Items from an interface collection
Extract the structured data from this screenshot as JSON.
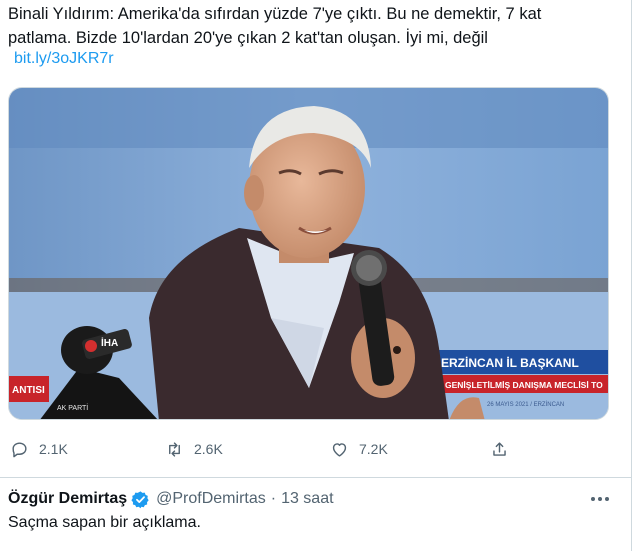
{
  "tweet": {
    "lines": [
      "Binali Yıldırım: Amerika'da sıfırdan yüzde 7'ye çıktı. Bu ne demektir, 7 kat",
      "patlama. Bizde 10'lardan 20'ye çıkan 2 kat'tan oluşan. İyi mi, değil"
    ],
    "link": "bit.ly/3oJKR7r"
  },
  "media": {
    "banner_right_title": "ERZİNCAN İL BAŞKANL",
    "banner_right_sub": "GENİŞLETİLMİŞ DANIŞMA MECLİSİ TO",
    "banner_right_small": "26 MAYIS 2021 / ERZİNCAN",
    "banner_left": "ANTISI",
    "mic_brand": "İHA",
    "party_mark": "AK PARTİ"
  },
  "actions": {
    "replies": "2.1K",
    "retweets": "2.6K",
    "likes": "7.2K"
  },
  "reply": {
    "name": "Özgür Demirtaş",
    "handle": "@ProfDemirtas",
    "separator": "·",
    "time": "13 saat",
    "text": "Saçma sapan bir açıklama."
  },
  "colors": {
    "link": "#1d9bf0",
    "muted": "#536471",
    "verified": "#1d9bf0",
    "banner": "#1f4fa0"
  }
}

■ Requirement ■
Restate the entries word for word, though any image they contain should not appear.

■ Task output ■
Extract the structured data from this screenshot as JSON.
{
  "tweet": {
    "lines": [
      "Binali Yıldırım: Amerika'da sıfırdan yüzde 7'ye çıktı. Bu ne demektir, 7 kat",
      "patlama. Bizde 10'lardan 20'ye çıkan 2 kat'tan oluşan. İyi mi, değil"
    ],
    "link": "bit.ly/3oJKR7r"
  },
  "media": {
    "banner_right_title": "ERZİNCAN İL BAŞKANL",
    "banner_right_sub": "GENİŞLETİLMİŞ DANIŞMA MECLİSİ TO",
    "banner_right_small": "26 MAYIS 2021 / ERZİNCAN",
    "banner_left": "ANTISI",
    "mic_brand": "İHA",
    "party_mark": "AK PARTİ"
  },
  "actions": {
    "replies": "2.1K",
    "retweets": "2.6K",
    "likes": "7.2K"
  },
  "reply": {
    "name": "Özgür Demirtaş",
    "handle": "@ProfDemirtas",
    "separator": "·",
    "time": "13 saat",
    "text": "Saçma sapan bir açıklama."
  },
  "colors": {
    "link": "#1d9bf0",
    "muted": "#536471",
    "verified": "#1d9bf0",
    "banner": "#1f4fa0"
  }
}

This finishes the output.